Wednesday tells Vulcan that he’s the martyr, not Wednesday. “You pledged your allegiance to me and forged a blade.” Before Vulcan can respond, Wednesday has taken up the sword, slashed Vulcan’s throat, and kicked him into the vat of molten metal. “Oh, shit!” Shadow cries, as Wednesday hands him the blade, and proceeds to piss on Vulcan’s remains. The metal sizzles and turns blood-red. “I’m laying down a curse,” he says coldly. “I’m cursing the whole fucking thing.”
Elsewhere, Salim is praying to Mecca. “Allahu Akbar,” he says. “God is great.” Laura corrects him. “Life is great, Salim.” He smiles. “Life is great.”
- In the “previously on”, they quote Mr. Wednesday as saying “you say merger. I hear…war.” The line was actually “I hear exile.”
- In a smashing example of irony, the border patrol agent in the cold open had a gun whose stock was engraved with a cross, thorns, and “Thy Kingdom Come.” Presumably, the other side of the stock reads “Thy will be done”?
- A “coyote” is a person who smuggles Mexican nationals across the border into the U.S. for a fee.
- The imagery of the modern crucifixion in the cold open was purposely done to evoke the traditional Catholic “bleeding heart”. The sacred heart is a widely practiced Roman Catholic devotion, taking Jesus’ physical heart as the representation of his divine love for humanity.
- Laura asks the hotel clerk where her car is, but I was a little lost here – when did she have her own car? Audrey drove her in Audrey’s car, up to the point where she was kidnapped by Ibis & Anubis, but did she go back at some point and get her own car? Did she have one? I’m unclear on this. If she had her own car, why borrow Audrey’s?
- Mad Sweeney snaps at Laura as he’s saying she needs to resurrect, “Why don’t you put that on your fucking scales and weigh it?” Indicating that the Egyptian version of judgement day we saw for Laura & Mrs. Fadil is THE version of judgement day, for everyone?
- Vulcan, traditionally, is the ancient Roman God of fire, metalworking, and the forge.
- This is the first I’ve noticed that even the stools in the alligator bar are alligator skulls. Nice touch.
Quoth Mr. Wednesday:
“What came first, Gods, or the people who believed in them?” – Wednesday on the origin of the Gods.

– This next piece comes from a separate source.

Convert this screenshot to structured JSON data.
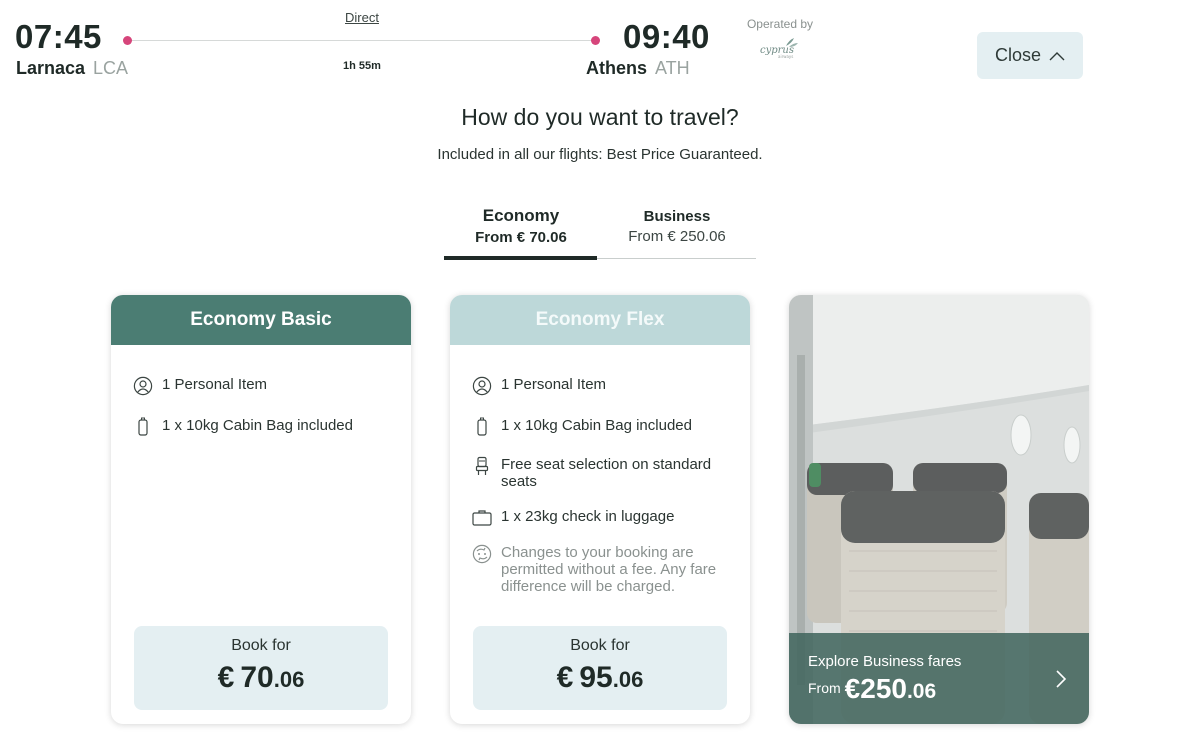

“Religion inspires in those who fear nothing, fear of the gods, and using that fear requires a certain element of fucked up.” – Wednesday on why things are so fucked up.
“There aren’t just two Americas. Everyone looks at Lady Liberty and sees a different face. Even if it crumbles under question. People will defend the warm, safe feeling their America gives them. They will defend it with bullets.” – Wednesday on patriotism.
Join us next week for Season 1, Episode 7: A Prayer For Mad Sweeney.
All images: Sweatpants & Coffee / Emily Parker